About this exercise: Would you retype the records below exactly as they appear?
━━━ Data provided ━━━
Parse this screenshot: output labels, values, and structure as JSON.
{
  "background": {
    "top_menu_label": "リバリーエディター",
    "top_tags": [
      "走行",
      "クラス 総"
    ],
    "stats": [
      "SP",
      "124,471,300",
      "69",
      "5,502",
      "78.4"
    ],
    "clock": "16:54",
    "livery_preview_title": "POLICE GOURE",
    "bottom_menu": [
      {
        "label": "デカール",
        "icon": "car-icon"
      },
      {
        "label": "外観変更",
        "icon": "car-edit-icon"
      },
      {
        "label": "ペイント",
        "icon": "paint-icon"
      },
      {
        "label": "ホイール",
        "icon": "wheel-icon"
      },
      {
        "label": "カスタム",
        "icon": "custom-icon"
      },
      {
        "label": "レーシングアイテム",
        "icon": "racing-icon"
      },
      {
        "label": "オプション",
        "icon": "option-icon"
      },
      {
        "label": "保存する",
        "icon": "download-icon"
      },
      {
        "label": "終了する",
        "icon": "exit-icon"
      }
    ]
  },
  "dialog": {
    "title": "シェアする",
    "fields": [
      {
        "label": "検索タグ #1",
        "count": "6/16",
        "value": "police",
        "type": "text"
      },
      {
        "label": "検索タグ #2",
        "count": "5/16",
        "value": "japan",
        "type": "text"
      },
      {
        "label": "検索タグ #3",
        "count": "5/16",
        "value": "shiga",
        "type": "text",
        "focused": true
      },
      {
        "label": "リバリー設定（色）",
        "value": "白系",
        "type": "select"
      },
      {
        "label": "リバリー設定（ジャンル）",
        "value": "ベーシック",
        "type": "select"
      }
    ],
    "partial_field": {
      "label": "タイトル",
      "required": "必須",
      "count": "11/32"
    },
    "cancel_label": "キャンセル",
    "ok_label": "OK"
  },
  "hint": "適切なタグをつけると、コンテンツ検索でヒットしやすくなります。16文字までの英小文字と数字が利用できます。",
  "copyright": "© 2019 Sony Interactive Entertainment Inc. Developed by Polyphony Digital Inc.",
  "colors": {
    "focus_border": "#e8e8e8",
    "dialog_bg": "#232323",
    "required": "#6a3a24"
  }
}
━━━
Response area:
Parse this screenshot: output labels, values, and structure as JSON.
{
  "background": {
    "top_menu_label": "リバリーエディター",
    "top_tags": [
      "走行",
      "クラス 総"
    ],
    "stats": [
      "SP",
      "124,471,300",
      "69",
      "5,502",
      "78.4"
    ],
    "clock": "16:54",
    "livery_preview_title": "POLICE GOURE",
    "bottom_menu": [
      {
        "label": "デカール",
        "icon": "car-icon"
      },
      {
        "label": "外観変更",
        "icon": "car-edit-icon"
      },
      {
        "label": "ペイント",
        "icon": "paint-icon"
      },
      {
        "label": "ホイール",
        "icon": "wheel-icon"
      },
      {
        "label": "カスタム",
        "icon": "custom-icon"
      },
      {
        "label": "レーシングアイテム",
        "icon": "racing-icon"
      },
      {
        "label": "オプション",
        "icon": "option-icon"
      },
      {
        "label": "保存する",
        "icon": "download-icon"
      },
      {
        "label": "終了する",
        "icon": "exit-icon"
      }
    ]
  },
  "dialog": {
    "title": "シェアする",
    "fields": [
      {
        "label": "検索タグ #1",
        "count": "6/16",
        "value": "police",
        "type": "text"
      },
      {
        "label": "検索タグ #2",
        "count": "5/16",
        "value": "japan",
        "type": "text"
      },
      {
        "label": "検索タグ #3",
        "count": "5/16",
        "value": "shiga",
        "type": "text",
        "focused": true
      },
      {
        "label": "リバリー設定（色）",
        "value": "白系",
        "type": "select"
      },
      {
        "label": "リバリー設定（ジャンル）",
        "value": "ベーシック",
        "type": "select"
      }
    ],
    "partial_field": {
      "label": "タイトル",
      "required": "必須",
      "count": "11/32"
    },
    "cancel_label": "キャンセル",
    "ok_label": "OK"
  },
  "hint": "適切なタグをつけると、コンテンツ検索でヒットしやすくなります。16文字までの英小文字と数字が利用できます。",
  "copyright": "© 2019 Sony Interactive Entertainment Inc. Developed by Polyphony Digital Inc.",
  "colors": {
    "focus_border": "#e8e8e8",
    "dialog_bg": "#232323",
    "required": "#6a3a24"
  }
}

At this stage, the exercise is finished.